Insurer’s combined ratio drops to 108% as loss improves from £27.8m to £6.7m

Motor insurer Provident took a significant step towards profitability in 2010, having made heavy losses in 2009.

However, the UK motor insurance industry as a whole performed worse in 2010 than 2009, according to accountancy firm Deloitte’s study of insurers’ 2010 FSA returns. And prospects look bleak for profitability in 2011.

Provident made an after-tax loss of £6.7m which, while still a loss, was a significant improvement on the £27.8m loss it made in 2009.

The company’s combined ratio dropped to 108% from 120.5% and claims incurred, net of reinsurance, fell to £134.4m from £164.7m.

The insurer attributed the reduction in losses to the pricing and underwriting actions it took in 2009 and 2010 to address deteriorating loss ratio performance. This in turn was caused by the increasing frequency of bodily injury claims hitting UK motor insurers.

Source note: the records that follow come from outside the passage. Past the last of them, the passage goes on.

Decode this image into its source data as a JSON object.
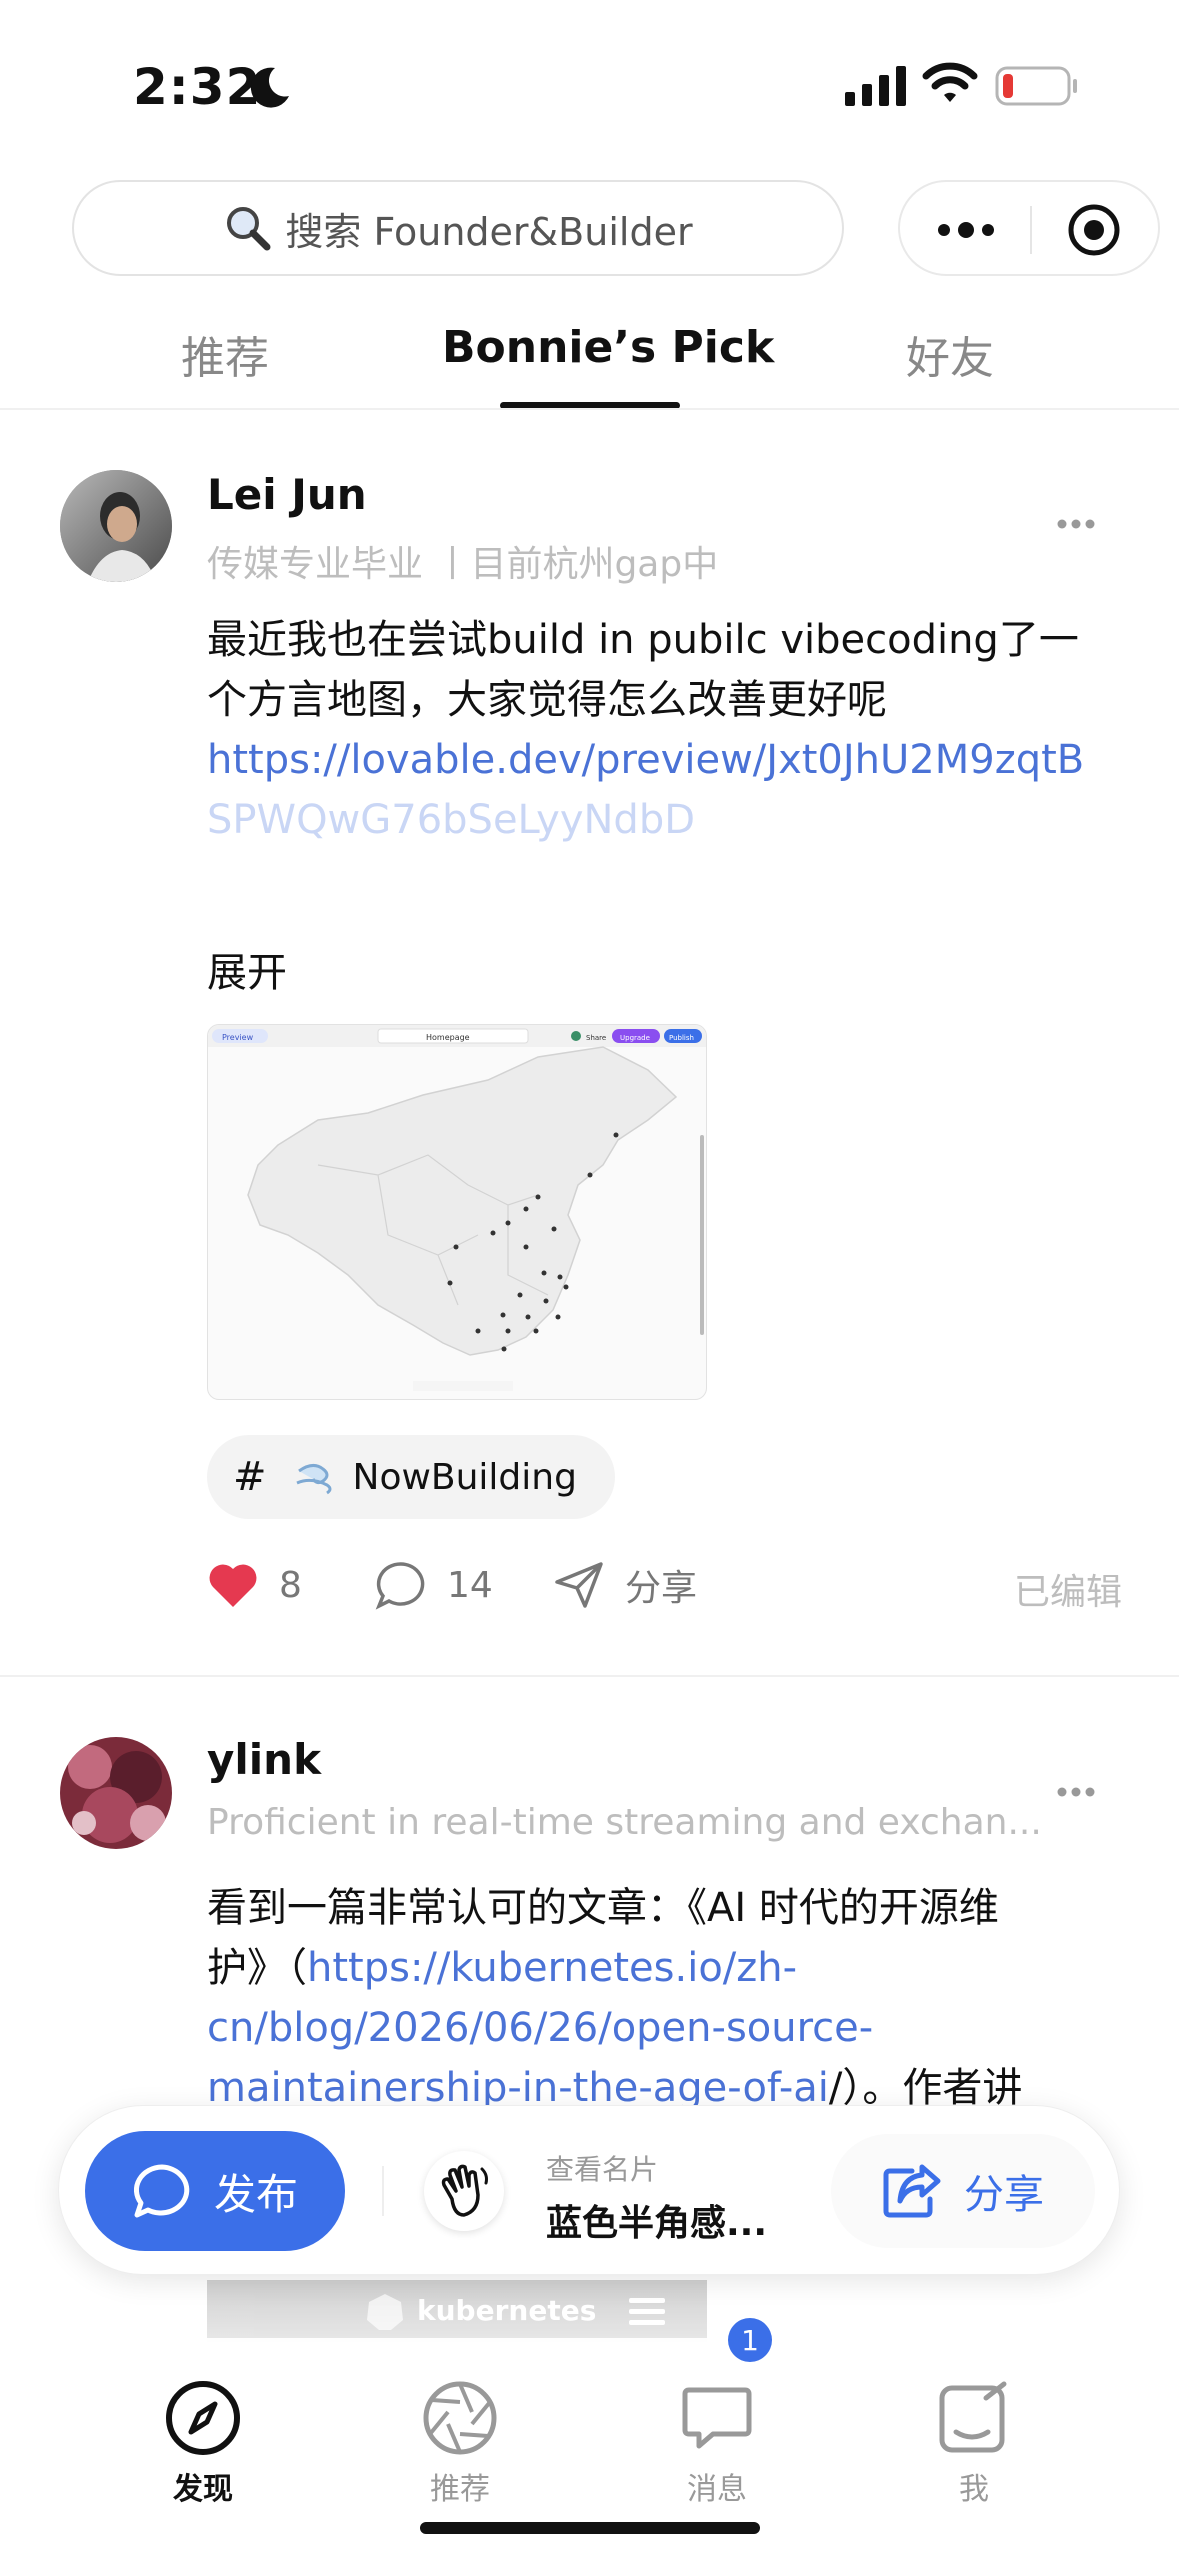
{
  "status_bar": {
    "time": "2:32",
    "battery_color": "#e53935"
  },
  "search": {
    "placeholder": "搜索 Founder&Builder"
  },
  "tabs": [
    {
      "label": "推荐",
      "active": false
    },
    {
      "label": "Bonnie’s Pick",
      "active": true
    },
    {
      "label": "好友",
      "active": false
    }
  ],
  "posts": [
    {
      "author": "Lei Jun",
      "subtitle": "传媒专业毕业 丨目前杭州gap中",
      "text": "最近我也在尝试build in pubilc vibecoding了一个方言地图，大家觉得怎么改善更好呢",
      "link_line1": "https://lovable.dev/preview/Jxt0JhU2M9zqtB",
      "link_line2": "SPWQwG76bSeLyyNdbD",
      "expand_label": "展开",
      "preview": {
        "tab_label": "Preview",
        "address": "Homepage",
        "share_label": "Share",
        "upgrade_label": "Upgrade",
        "publish_label": "Publish"
      },
      "topic": "NowBuilding",
      "likes": "8",
      "comments": "14",
      "share_label": "分享",
      "edited_label": "已编辑"
    },
    {
      "author": "ylink",
      "subtitle": "Proficient in real-time streaming and exchan...",
      "text_line1": "看到一篇非常认可的文章：《AI 时代的开源维",
      "text_line2_prefix": "护》（",
      "link_line2": "https://kubernetes.io/zh-",
      "link_line3": "cn/blog/2026/06/26/open-source-",
      "link_line4": "maintainership-in-the-age-of-ai",
      "text_line4_suffix": "/）。作者讲",
      "preview_label": "kubernetes"
    }
  ],
  "action_bar": {
    "publish_label": "发布",
    "card_caption": "查看名片",
    "card_name": "蓝色半角感...",
    "share_label": "分享",
    "accent_color": "#3b6fe8"
  },
  "tab_bar": {
    "items": [
      {
        "label": "发现",
        "icon": "compass-icon",
        "active": true
      },
      {
        "label": "推荐",
        "icon": "aperture-icon",
        "active": false
      },
      {
        "label": "消息",
        "icon": "message-icon",
        "active": false,
        "badge": "1"
      },
      {
        "label": "我",
        "icon": "profile-edit-icon",
        "active": false
      }
    ]
  }
}
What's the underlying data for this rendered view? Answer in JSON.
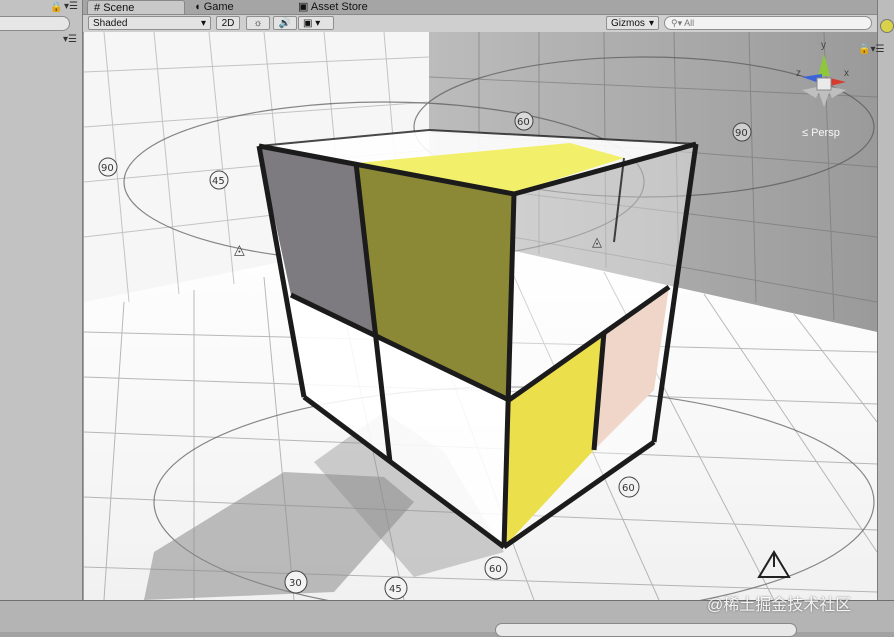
{
  "tabs": {
    "scene": "Scene",
    "game": "Game",
    "asset_store": "Asset Store"
  },
  "toolbar": {
    "shading_mode": "Shaded",
    "mode_2d": "2D",
    "gizmos": "Gizmos",
    "search_placeholder": "All"
  },
  "gizmo": {
    "projection": "Persp",
    "x": "x",
    "y": "y",
    "z": "z"
  },
  "angle_labels": [
    "30",
    "45",
    "60",
    "60",
    "90",
    "45",
    "60",
    "90"
  ],
  "watermark": "@稀土掘金技术社区",
  "colors": {
    "cube_yellow_top": "#f2ef6a",
    "cube_olive": "#8b8935",
    "cube_gray": "#7d7a80",
    "cube_yellow_front": "#ecdf4c",
    "cube_peach": "#efd6c9",
    "cube_edge": "#1b1b1b"
  },
  "icons": {
    "scene_tab": "grid-hash-icon",
    "game_tab": "pacman-icon",
    "asset_tab": "store-icon",
    "light": "sun-icon",
    "audio": "speaker-icon",
    "fx": "image-icon",
    "lock": "lock-icon",
    "menu": "tab-menu-icon"
  }
}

The company expects further improvement in 2011 because its underwriting and pricing actions have yet to take full effect.

Provident has also bought a quota-share reinsurance policy, under which 25% of all business written after 1 April 2010 was ceded to a third-party reinsurer.

However, Deloitte’s figures – presented at the accountant’s annual motor insurance seminar at the end of last week – showed that the motor industry’s combined ratio was 120% in 2010, up from 119% in 2009.

Underwriting losses exceeded £2bn. The 2010 combined ratio comprised a loss ratio of 96% and an expense ratio of 24%.

Furthermore, while this year is likely to be an improvement on the previous year, it is unlikely to mark a return to profitability. Deloitte reported that although there was a lack of consensus at its seminar about 2011 results, the average improvement expected by the 360 market participants was seven percentage points.

Therefore, the earliest the market as a whole can expect to be profitable is 2012.

According to Deloitte, a key reason for motor insurers’ poor performance in 2010 was their collective strengthening of reserves.

The accountancy company described this as the first significant strengthening since the last recession in the early 1990s.

While Provident’s underwriting performance bucked the trend indicated by Deloitte’s study, its investment performance was in keeping with industry-wide trends. Provident’s investment income almost halved to £1.8m from £3.6m.

Deloitte noted that in 2010 investment income did little to alleviate underwriting losses.

Provident’s remedial actions have reduced the number of policies – down 9% to 453,000 on 31 December 2010 from 495,000 at the end of 2009. However, revenues have been boosted by rate increases. Provident’s gross written premium increased 13.7% to £187.9m from £165.3m.

But the effects of the company’s new quota-share reinsurance programme reduced net written premium to £137.9m from £144.8m. Provident ceded £50m of its premium to reinsurers in 2010 compared with £20.5m in 2009.

The results were also helped by a 31% reduction in net operating expenses to £26.4m from £38.1m. Expenses themselves fell to £31m from £38m, and the costs were further offset by £4.6m received from reinsurance commission and profit participation in 2010. This figure was only £456,000 in 2009.

Provident has been part of French mutual insurance group Covea –which also owns Mutuelles du Mans Assurances (MMA) – since June. The sale was completed in April.

Provident is a sister company to MMA’s UK operation, MMA Insurance, and personal lines broker Swinton Group. It continues to be run as a separate operation.

We say …

? Provident’s results, which were in line with the industry average in 2009 and better in 2010, are further evidence that not all motor insurers are created equal – the bodily injury claims storm has been tackled more quickly by some companies than others.

? Rates are continuing to rise in 2011, but insurers will have to look beyond pricing to solve their problems. They can only push up prices so far before they get a consumer backlash.

? While Provident is being run as a distinct entity among Covea’s clutch of UK insurance businesses – it is still very much business as usual at the firm since its purchase – it will be interesting to see what changes are made to the business and its management as the acquisition beds in.